(Records drawn from a dataset)
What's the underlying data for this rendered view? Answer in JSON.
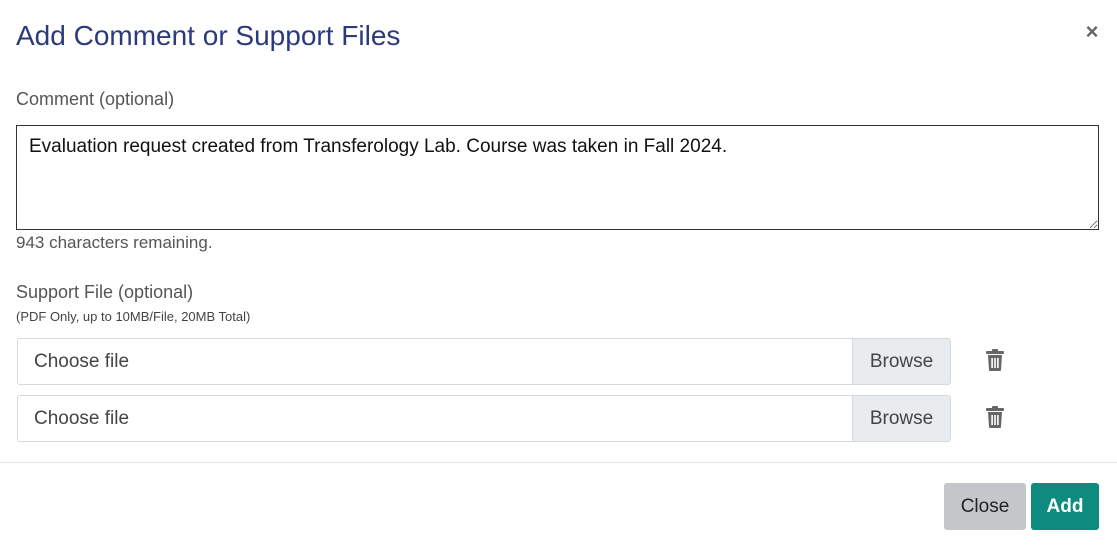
{
  "modal": {
    "title": "Add Comment or Support Files",
    "close_symbol": "×"
  },
  "comment": {
    "label": "Comment (optional)",
    "value": "Evaluation request created from Transferology Lab. Course was taken in Fall 2024.",
    "remaining": "943 characters remaining."
  },
  "support": {
    "label": "Support File (optional)",
    "hint": "(PDF Only, up to 10MB/File, 20MB Total)",
    "files": [
      {
        "placeholder": "Choose file",
        "browse_label": "Browse",
        "delete_icon": "trash-icon"
      },
      {
        "placeholder": "Choose file",
        "browse_label": "Browse",
        "delete_icon": "trash-icon"
      }
    ]
  },
  "footer": {
    "close_label": "Close",
    "add_label": "Add"
  },
  "colors": {
    "title": "#2a3a7c",
    "add_button": "#0e8a7e",
    "close_button": "#c3c7c9",
    "icon": "#666666"
  }
}
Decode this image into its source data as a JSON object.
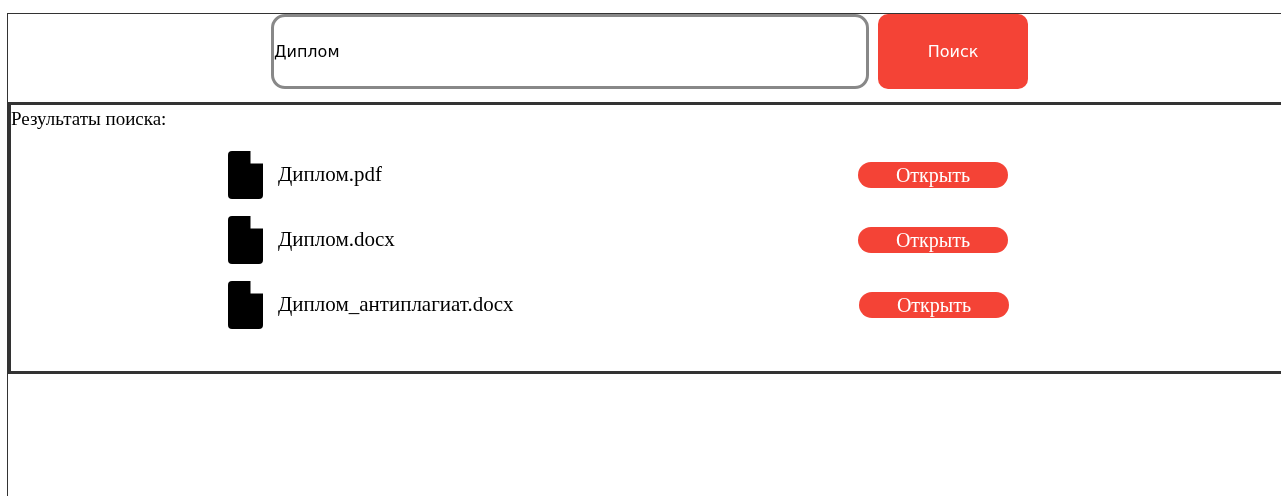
{
  "search": {
    "value": "Диплом",
    "button": "Поиск"
  },
  "results": {
    "title": "Результаты поиска:",
    "items": [
      {
        "name": "Диплом.pdf",
        "action": "Открыть"
      },
      {
        "name": "Диплом.docx",
        "action": "Открыть"
      },
      {
        "name": "Диплом_антиплагиат.docx",
        "action": "Открыть"
      }
    ]
  }
}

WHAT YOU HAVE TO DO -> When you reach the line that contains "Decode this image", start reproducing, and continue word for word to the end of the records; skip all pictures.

FINISHED TASK ->
Decode this image into its source data as a JSON object.
{
  "search": {
    "value": "Диплом",
    "button": "Поиск"
  },
  "results": {
    "title": "Результаты поиска:",
    "items": [
      {
        "name": "Диплом.pdf",
        "action": "Открыть"
      },
      {
        "name": "Диплом.docx",
        "action": "Открыть"
      },
      {
        "name": "Диплом_антиплагиат.docx",
        "action": "Открыть"
      }
    ]
  }
}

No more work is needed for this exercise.